◆ Exercise details
Copy out the data below, all of it, exactly.

[Element data from apps and pages]
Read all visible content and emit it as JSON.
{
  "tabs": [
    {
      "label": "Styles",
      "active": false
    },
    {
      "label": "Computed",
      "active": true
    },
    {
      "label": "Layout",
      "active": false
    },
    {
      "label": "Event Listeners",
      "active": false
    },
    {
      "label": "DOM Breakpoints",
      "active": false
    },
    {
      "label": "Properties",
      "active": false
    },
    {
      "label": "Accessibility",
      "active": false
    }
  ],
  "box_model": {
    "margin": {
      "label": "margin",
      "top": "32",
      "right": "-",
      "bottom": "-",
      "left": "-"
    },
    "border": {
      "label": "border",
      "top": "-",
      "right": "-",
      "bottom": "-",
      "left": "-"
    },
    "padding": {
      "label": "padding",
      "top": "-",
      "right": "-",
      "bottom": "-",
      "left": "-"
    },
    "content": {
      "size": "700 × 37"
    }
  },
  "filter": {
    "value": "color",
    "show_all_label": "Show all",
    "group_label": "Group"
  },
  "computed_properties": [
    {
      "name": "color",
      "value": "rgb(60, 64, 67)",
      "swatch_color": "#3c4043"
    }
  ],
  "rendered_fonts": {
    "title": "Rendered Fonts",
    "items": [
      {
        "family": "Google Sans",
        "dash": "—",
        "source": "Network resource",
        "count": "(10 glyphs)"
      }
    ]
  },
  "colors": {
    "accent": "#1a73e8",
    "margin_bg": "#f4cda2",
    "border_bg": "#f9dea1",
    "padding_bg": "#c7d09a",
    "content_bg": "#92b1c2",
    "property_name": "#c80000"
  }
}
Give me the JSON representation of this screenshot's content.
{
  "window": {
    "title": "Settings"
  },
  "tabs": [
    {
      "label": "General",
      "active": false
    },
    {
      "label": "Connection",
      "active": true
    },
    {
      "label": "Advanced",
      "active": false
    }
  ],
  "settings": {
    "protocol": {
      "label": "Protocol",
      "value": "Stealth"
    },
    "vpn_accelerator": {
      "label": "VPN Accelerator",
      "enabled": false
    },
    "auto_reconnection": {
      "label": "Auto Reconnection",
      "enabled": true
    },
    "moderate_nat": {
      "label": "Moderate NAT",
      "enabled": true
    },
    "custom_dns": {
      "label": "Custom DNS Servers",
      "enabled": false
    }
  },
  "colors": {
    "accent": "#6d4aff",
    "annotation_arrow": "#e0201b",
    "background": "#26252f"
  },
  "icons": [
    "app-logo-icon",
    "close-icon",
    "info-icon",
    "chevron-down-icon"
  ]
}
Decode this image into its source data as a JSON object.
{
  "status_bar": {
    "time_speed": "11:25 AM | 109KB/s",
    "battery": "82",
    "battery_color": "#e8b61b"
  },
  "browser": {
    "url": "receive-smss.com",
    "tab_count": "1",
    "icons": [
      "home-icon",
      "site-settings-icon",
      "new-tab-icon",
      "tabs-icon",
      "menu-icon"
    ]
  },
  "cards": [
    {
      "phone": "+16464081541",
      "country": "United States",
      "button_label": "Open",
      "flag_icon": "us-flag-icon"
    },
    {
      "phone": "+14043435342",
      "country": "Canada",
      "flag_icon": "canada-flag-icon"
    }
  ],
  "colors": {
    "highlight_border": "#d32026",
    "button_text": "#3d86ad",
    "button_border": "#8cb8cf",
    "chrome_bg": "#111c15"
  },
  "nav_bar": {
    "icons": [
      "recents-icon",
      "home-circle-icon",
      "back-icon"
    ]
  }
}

◆ Output below
Read all visible content and emit it as JSON.
{
  "tabs": [
    {
      "label": "Styles",
      "active": false
    },
    {
      "label": "Computed",
      "active": true
    },
    {
      "label": "Layout",
      "active": false
    },
    {
      "label": "Event Listeners",
      "active": false
    },
    {
      "label": "DOM Breakpoints",
      "active": false
    },
    {
      "label": "Properties",
      "active": false
    },
    {
      "label": "Accessibility",
      "active": false
    }
  ],
  "box_model": {
    "margin": {
      "label": "margin",
      "top": "32",
      "right": "-",
      "bottom": "-",
      "left": "-"
    },
    "border": {
      "label": "border",
      "top": "-",
      "right": "-",
      "bottom": "-",
      "left": "-"
    },
    "padding": {
      "label": "padding",
      "top": "-",
      "right": "-",
      "bottom": "-",
      "left": "-"
    },
    "content": {
      "size": "700 × 37"
    }
  },
  "filter": {
    "value": "color",
    "show_all_label": "Show all",
    "group_label": "Group"
  },
  "computed_properties": [
    {
      "name": "color",
      "value": "rgb(60, 64, 67)",
      "swatch_color": "#3c4043"
    }
  ],
  "rendered_fonts": {
    "title": "Rendered Fonts",
    "items": [
      {
        "family": "Google Sans",
        "dash": "—",
        "source": "Network resource",
        "count": "(10 glyphs)"
      }
    ]
  },
  "colors": {
    "accent": "#1a73e8",
    "margin_bg": "#f4cda2",
    "border_bg": "#f9dea1",
    "padding_bg": "#c7d09a",
    "content_bg": "#92b1c2",
    "property_name": "#c80000"
  }
}
Give me the JSON representation of this screenshot's content.
{
  "window": {
    "title": "Settings"
  },
  "tabs": [
    {
      "label": "General",
      "active": false
    },
    {
      "label": "Connection",
      "active": true
    },
    {
      "label": "Advanced",
      "active": false
    }
  ],
  "settings": {
    "protocol": {
      "label": "Protocol",
      "value": "Stealth"
    },
    "vpn_accelerator": {
      "label": "VPN Accelerator",
      "enabled": false
    },
    "auto_reconnection": {
      "label": "Auto Reconnection",
      "enabled": true
    },
    "moderate_nat": {
      "label": "Moderate NAT",
      "enabled": true
    },
    "custom_dns": {
      "label": "Custom DNS Servers",
      "enabled": false
    }
  },
  "colors": {
    "accent": "#6d4aff",
    "annotation_arrow": "#e0201b",
    "background": "#26252f"
  },
  "icons": [
    "app-logo-icon",
    "close-icon",
    "info-icon",
    "chevron-down-icon"
  ]
}
Decode this image into its source data as a JSON object.
{
  "status_bar": {
    "time_speed": "11:25 AM | 109KB/s",
    "battery": "82",
    "battery_color": "#e8b61b"
  },
  "browser": {
    "url": "receive-smss.com",
    "tab_count": "1",
    "icons": [
      "home-icon",
      "site-settings-icon",
      "new-tab-icon",
      "tabs-icon",
      "menu-icon"
    ]
  },
  "cards": [
    {
      "phone": "+16464081541",
      "country": "United States",
      "button_label": "Open",
      "flag_icon": "us-flag-icon"
    },
    {
      "phone": "+14043435342",
      "country": "Canada",
      "flag_icon": "canada-flag-icon"
    }
  ],
  "colors": {
    "highlight_border": "#d32026",
    "button_text": "#3d86ad",
    "button_border": "#8cb8cf",
    "chrome_bg": "#111c15"
  },
  "nav_bar": {
    "icons": [
      "recents-icon",
      "home-circle-icon",
      "back-icon"
    ]
  }
}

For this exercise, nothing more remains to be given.